### The task
Return every line below exactly.

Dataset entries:
--------------------------------------------------

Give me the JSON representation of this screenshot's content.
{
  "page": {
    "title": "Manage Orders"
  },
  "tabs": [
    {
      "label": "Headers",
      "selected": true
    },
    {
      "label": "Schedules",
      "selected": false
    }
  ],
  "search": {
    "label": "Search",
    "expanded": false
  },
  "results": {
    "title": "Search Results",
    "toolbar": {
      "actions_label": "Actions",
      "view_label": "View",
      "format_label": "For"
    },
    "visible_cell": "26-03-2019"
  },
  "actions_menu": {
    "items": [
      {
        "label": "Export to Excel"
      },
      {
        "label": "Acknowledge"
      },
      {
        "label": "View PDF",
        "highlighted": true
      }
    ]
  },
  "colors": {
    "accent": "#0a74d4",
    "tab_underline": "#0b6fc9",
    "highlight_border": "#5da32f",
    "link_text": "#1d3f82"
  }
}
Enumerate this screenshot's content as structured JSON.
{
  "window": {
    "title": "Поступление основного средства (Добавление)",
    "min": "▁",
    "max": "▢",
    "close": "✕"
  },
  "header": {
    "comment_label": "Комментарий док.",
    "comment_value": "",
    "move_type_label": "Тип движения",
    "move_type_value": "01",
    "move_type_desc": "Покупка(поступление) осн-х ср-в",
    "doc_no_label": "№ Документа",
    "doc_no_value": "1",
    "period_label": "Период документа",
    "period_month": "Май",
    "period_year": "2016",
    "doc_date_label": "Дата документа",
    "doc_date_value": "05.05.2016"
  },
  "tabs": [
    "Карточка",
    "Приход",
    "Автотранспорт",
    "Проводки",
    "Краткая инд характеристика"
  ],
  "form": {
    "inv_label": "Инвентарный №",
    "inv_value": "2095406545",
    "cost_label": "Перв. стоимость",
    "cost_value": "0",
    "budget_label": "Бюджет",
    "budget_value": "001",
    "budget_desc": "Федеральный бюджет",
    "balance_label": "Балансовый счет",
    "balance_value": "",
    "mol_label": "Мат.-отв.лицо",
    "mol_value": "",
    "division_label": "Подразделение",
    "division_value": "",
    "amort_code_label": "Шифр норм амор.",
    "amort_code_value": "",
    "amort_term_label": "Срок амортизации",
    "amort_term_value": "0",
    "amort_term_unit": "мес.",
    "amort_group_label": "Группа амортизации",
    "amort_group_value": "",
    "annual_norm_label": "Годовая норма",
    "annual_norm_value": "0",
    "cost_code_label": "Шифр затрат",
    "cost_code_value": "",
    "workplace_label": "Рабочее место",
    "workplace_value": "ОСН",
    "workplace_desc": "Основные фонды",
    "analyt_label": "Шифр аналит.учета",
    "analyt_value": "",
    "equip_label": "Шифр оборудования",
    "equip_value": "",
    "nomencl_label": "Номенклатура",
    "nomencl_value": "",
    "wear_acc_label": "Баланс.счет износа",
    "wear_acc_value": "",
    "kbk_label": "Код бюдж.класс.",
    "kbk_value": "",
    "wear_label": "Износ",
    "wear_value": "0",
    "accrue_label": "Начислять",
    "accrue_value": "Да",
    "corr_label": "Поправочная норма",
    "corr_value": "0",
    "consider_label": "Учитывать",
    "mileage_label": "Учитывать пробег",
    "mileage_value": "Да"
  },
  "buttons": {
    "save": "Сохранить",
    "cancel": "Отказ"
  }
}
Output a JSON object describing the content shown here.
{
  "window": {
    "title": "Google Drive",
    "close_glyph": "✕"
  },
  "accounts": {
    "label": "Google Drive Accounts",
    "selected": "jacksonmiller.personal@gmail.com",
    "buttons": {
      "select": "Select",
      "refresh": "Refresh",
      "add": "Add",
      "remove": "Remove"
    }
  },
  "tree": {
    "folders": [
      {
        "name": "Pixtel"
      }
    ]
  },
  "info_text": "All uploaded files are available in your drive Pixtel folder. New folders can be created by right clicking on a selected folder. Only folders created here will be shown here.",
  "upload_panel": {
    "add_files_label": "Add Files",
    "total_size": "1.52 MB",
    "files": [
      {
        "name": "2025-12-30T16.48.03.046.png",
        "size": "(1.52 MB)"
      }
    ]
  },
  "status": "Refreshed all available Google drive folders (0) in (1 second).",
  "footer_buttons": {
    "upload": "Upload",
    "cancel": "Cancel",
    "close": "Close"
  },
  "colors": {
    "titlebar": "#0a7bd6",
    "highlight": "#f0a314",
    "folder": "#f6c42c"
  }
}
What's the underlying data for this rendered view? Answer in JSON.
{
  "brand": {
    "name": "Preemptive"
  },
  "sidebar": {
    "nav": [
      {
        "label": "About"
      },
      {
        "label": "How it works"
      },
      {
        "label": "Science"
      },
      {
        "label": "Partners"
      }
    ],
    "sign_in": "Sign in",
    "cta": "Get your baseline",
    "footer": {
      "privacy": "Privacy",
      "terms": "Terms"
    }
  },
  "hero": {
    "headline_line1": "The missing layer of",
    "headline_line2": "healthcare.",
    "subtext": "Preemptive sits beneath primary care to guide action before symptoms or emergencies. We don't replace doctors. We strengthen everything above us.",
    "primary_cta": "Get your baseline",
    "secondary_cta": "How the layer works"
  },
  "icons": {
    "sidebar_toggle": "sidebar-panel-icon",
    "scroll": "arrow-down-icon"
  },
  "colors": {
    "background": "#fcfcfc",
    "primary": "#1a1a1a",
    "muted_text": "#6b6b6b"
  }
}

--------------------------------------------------

### Exercise answer
Give me the JSON representation of this screenshot's content.
{
  "page": {
    "title": "Manage Orders"
  },
  "tabs": [
    {
      "label": "Headers",
      "selected": true
    },
    {
      "label": "Schedules",
      "selected": false
    }
  ],
  "search": {
    "label": "Search",
    "expanded": false
  },
  "results": {
    "title": "Search Results",
    "toolbar": {
      "actions_label": "Actions",
      "view_label": "View",
      "format_label": "For"
    },
    "visible_cell": "26-03-2019"
  },
  "actions_menu": {
    "items": [
      {
        "label": "Export to Excel"
      },
      {
        "label": "Acknowledge"
      },
      {
        "label": "View PDF",
        "highlighted": true
      }
    ]
  },
  "colors": {
    "accent": "#0a74d4",
    "tab_underline": "#0b6fc9",
    "highlight_border": "#5da32f",
    "link_text": "#1d3f82"
  }
}
Enumerate this screenshot's content as structured JSON.
{
  "window": {
    "title": "Поступление основного средства (Добавление)",
    "min": "▁",
    "max": "▢",
    "close": "✕"
  },
  "header": {
    "comment_label": "Комментарий док.",
    "comment_value": "",
    "move_type_label": "Тип движения",
    "move_type_value": "01",
    "move_type_desc": "Покупка(поступление) осн-х ср-в",
    "doc_no_label": "№ Документа",
    "doc_no_value": "1",
    "period_label": "Период документа",
    "period_month": "Май",
    "period_year": "2016",
    "doc_date_label": "Дата документа",
    "doc_date_value": "05.05.2016"
  },
  "tabs": [
    "Карточка",
    "Приход",
    "Автотранспорт",
    "Проводки",
    "Краткая инд характеристика"
  ],
  "form": {
    "inv_label": "Инвентарный №",
    "inv_value": "2095406545",
    "cost_label": "Перв. стоимость",
    "cost_value": "0",
    "budget_label": "Бюджет",
    "budget_value": "001",
    "budget_desc": "Федеральный бюджет",
    "balance_label": "Балансовый счет",
    "balance_value": "",
    "mol_label": "Мат.-отв.лицо",
    "mol_value": "",
    "division_label": "Подразделение",
    "division_value": "",
    "amort_code_label": "Шифр норм амор.",
    "amort_code_value": "",
    "amort_term_label": "Срок амортизации",
    "amort_term_value": "0",
    "amort_term_unit": "мес.",
    "amort_group_label": "Группа амортизации",
    "amort_group_value": "",
    "annual_norm_label": "Годовая норма",
    "annual_norm_value": "0",
    "cost_code_label": "Шифр затрат",
    "cost_code_value": "",
    "workplace_label": "Рабочее место",
    "workplace_value": "ОСН",
    "workplace_desc": "Основные фонды",
    "analyt_label": "Шифр аналит.учета",
    "analyt_value": "",
    "equip_label": "Шифр оборудования",
    "equip_value": "",
    "nomencl_label": "Номенклатура",
    "nomencl_value": "",
    "wear_acc_label": "Баланс.счет износа",
    "wear_acc_value": "",
    "kbk_label": "Код бюдж.класс.",
    "kbk_value": "",
    "wear_label": "Износ",
    "wear_value": "0",
    "accrue_label": "Начислять",
    "accrue_value": "Да",
    "corr_label": "Поправочная норма",
    "corr_value": "0",
    "consider_label": "Учитывать",
    "mileage_label": "Учитывать пробег",
    "mileage_value": "Да"
  },
  "buttons": {
    "save": "Сохранить",
    "cancel": "Отказ"
  }
}
Output a JSON object describing the content shown here.
{
  "window": {
    "title": "Google Drive",
    "close_glyph": "✕"
  },
  "accounts": {
    "label": "Google Drive Accounts",
    "selected": "jacksonmiller.personal@gmail.com",
    "buttons": {
      "select": "Select",
      "refresh": "Refresh",
      "add": "Add",
      "remove": "Remove"
    }
  },
  "tree": {
    "folders": [
      {
        "name": "Pixtel"
      }
    ]
  },
  "info_text": "All uploaded files are available in your drive Pixtel folder. New folders can be created by right clicking on a selected folder. Only folders created here will be shown here.",
  "upload_panel": {
    "add_files_label": "Add Files",
    "total_size": "1.52 MB",
    "files": [
      {
        "name": "2025-12-30T16.48.03.046.png",
        "size": "(1.52 MB)"
      }
    ]
  },
  "status": "Refreshed all available Google drive folders (0) in (1 second).",
  "footer_buttons": {
    "upload": "Upload",
    "cancel": "Cancel",
    "close": "Close"
  },
  "colors": {
    "titlebar": "#0a7bd6",
    "highlight": "#f0a314",
    "folder": "#f6c42c"
  }
}
What's the underlying data for this rendered view? Answer in JSON.
{
  "brand": {
    "name": "Preemptive"
  },
  "sidebar": {
    "nav": [
      {
        "label": "About"
      },
      {
        "label": "How it works"
      },
      {
        "label": "Science"
      },
      {
        "label": "Partners"
      }
    ],
    "sign_in": "Sign in",
    "cta": "Get your baseline",
    "footer": {
      "privacy": "Privacy",
      "terms": "Terms"
    }
  },
  "hero": {
    "headline_line1": "The missing layer of",
    "headline_line2": "healthcare.",
    "subtext": "Preemptive sits beneath primary care to guide action before symptoms or emergencies. We don't replace doctors. We strengthen everything above us.",
    "primary_cta": "Get your baseline",
    "secondary_cta": "How the layer works"
  },
  "icons": {
    "sidebar_toggle": "sidebar-panel-icon",
    "scroll": "arrow-down-icon"
  },
  "colors": {
    "background": "#fcfcfc",
    "primary": "#1a1a1a",
    "muted_text": "#6b6b6b"
  }
}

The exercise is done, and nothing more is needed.